**WHAT IS REQUIRED**.
For the material below, count the lines containing "image" and reply with the number alone.

**MATERIAL FOR THIS TASK**.
————
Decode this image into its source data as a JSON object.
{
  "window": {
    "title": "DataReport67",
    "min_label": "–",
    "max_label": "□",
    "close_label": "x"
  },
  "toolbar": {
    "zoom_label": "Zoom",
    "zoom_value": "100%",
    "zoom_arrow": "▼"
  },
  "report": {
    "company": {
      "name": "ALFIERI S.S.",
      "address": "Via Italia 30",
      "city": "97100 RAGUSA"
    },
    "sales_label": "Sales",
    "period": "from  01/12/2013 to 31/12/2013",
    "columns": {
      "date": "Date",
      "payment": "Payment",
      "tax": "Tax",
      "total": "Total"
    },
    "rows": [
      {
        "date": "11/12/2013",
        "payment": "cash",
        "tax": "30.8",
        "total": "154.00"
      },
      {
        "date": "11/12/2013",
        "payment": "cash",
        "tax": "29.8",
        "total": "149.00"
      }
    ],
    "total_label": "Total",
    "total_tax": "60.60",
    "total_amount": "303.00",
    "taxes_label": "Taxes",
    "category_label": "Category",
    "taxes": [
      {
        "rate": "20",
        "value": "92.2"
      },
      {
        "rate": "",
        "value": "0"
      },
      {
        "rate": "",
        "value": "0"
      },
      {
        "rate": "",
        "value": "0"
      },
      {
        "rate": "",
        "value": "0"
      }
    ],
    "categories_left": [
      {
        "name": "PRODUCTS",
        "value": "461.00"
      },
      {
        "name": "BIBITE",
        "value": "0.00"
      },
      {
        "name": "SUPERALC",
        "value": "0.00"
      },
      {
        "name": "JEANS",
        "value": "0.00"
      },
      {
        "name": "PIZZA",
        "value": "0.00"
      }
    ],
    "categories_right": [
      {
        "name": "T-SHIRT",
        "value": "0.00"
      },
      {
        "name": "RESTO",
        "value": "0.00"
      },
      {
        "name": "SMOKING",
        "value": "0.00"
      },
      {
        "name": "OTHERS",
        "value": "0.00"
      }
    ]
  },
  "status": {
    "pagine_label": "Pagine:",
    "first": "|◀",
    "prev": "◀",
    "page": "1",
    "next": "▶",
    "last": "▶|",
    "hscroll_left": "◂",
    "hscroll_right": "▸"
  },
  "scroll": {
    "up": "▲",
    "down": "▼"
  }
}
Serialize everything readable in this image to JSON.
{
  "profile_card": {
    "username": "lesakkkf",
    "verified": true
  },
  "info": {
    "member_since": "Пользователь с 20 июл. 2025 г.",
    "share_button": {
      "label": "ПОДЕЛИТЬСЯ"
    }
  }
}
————
**SOLUTION BELOW**.
2